Your assignment:
Take down each entry exactly as written.
[Data for this exercise Boundary: Start]
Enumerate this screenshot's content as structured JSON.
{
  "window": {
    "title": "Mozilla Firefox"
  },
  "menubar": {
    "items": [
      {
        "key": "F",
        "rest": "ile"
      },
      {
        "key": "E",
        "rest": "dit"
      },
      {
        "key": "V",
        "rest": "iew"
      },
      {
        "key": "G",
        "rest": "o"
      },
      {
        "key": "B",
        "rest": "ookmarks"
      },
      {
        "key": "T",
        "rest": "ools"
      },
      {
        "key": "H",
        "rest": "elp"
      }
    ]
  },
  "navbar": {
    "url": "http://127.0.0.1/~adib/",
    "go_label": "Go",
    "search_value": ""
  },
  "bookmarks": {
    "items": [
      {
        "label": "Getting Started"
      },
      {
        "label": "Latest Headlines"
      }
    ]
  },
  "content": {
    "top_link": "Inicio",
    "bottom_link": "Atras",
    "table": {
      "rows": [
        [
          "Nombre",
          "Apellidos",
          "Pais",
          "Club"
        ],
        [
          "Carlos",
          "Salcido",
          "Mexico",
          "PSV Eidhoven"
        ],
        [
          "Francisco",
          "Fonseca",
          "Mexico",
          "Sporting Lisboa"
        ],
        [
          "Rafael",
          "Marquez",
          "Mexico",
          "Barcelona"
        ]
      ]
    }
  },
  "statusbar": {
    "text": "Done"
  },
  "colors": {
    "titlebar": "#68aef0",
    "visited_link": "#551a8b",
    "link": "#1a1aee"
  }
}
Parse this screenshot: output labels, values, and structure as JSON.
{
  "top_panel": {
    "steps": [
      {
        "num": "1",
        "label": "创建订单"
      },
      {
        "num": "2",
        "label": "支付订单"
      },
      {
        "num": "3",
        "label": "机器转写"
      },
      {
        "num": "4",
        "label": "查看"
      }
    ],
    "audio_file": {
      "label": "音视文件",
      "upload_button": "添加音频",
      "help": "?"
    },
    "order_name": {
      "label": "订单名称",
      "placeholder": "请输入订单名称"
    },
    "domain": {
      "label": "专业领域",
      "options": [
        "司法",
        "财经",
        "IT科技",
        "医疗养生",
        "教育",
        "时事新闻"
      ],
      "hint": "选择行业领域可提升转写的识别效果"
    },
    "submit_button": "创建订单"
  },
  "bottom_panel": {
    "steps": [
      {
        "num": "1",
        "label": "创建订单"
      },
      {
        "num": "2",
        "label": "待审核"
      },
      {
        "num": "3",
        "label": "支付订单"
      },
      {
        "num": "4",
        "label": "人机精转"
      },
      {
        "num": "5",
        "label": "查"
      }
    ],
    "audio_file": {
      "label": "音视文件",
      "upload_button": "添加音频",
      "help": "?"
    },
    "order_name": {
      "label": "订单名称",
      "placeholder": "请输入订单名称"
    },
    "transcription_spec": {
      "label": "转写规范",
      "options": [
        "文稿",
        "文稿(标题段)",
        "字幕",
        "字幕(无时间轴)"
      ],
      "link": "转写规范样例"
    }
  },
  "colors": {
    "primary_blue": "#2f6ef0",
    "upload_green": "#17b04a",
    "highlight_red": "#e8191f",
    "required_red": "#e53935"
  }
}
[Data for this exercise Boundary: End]
Solution for this problem:
Enumerate this screenshot's content as structured JSON.
{
  "window": {
    "title": "Mozilla Firefox"
  },
  "menubar": {
    "items": [
      {
        "key": "F",
        "rest": "ile"
      },
      {
        "key": "E",
        "rest": "dit"
      },
      {
        "key": "V",
        "rest": "iew"
      },
      {
        "key": "G",
        "rest": "o"
      },
      {
        "key": "B",
        "rest": "ookmarks"
      },
      {
        "key": "T",
        "rest": "ools"
      },
      {
        "key": "H",
        "rest": "elp"
      }
    ]
  },
  "navbar": {
    "url": "http://127.0.0.1/~adib/",
    "go_label": "Go",
    "search_value": ""
  },
  "bookmarks": {
    "items": [
      {
        "label": "Getting Started"
      },
      {
        "label": "Latest Headlines"
      }
    ]
  },
  "content": {
    "top_link": "Inicio",
    "bottom_link": "Atras",
    "table": {
      "rows": [
        [
          "Nombre",
          "Apellidos",
          "Pais",
          "Club"
        ],
        [
          "Carlos",
          "Salcido",
          "Mexico",
          "PSV Eidhoven"
        ],
        [
          "Francisco",
          "Fonseca",
          "Mexico",
          "Sporting Lisboa"
        ],
        [
          "Rafael",
          "Marquez",
          "Mexico",
          "Barcelona"
        ]
      ]
    }
  },
  "statusbar": {
    "text": "Done"
  },
  "colors": {
    "titlebar": "#68aef0",
    "visited_link": "#551a8b",
    "link": "#1a1aee"
  }
}
Parse this screenshot: output labels, values, and structure as JSON.
{
  "top_panel": {
    "steps": [
      {
        "num": "1",
        "label": "创建订单"
      },
      {
        "num": "2",
        "label": "支付订单"
      },
      {
        "num": "3",
        "label": "机器转写"
      },
      {
        "num": "4",
        "label": "查看"
      }
    ],
    "audio_file": {
      "label": "音视文件",
      "upload_button": "添加音频",
      "help": "?"
    },
    "order_name": {
      "label": "订单名称",
      "placeholder": "请输入订单名称"
    },
    "domain": {
      "label": "专业领域",
      "options": [
        "司法",
        "财经",
        "IT科技",
        "医疗养生",
        "教育",
        "时事新闻"
      ],
      "hint": "选择行业领域可提升转写的识别效果"
    },
    "submit_button": "创建订单"
  },
  "bottom_panel": {
    "steps": [
      {
        "num": "1",
        "label": "创建订单"
      },
      {
        "num": "2",
        "label": "待审核"
      },
      {
        "num": "3",
        "label": "支付订单"
      },
      {
        "num": "4",
        "label": "人机精转"
      },
      {
        "num": "5",
        "label": "查"
      }
    ],
    "audio_file": {
      "label": "音视文件",
      "upload_button": "添加音频",
      "help": "?"
    },
    "order_name": {
      "label": "订单名称",
      "placeholder": "请输入订单名称"
    },
    "transcription_spec": {
      "label": "转写规范",
      "options": [
        "文稿",
        "文稿(标题段)",
        "字幕",
        "字幕(无时间轴)"
      ],
      "link": "转写规范样例"
    }
  },
  "colors": {
    "primary_blue": "#2f6ef0",
    "upload_green": "#17b04a",
    "highlight_red": "#e8191f",
    "required_red": "#e53935"
  }
}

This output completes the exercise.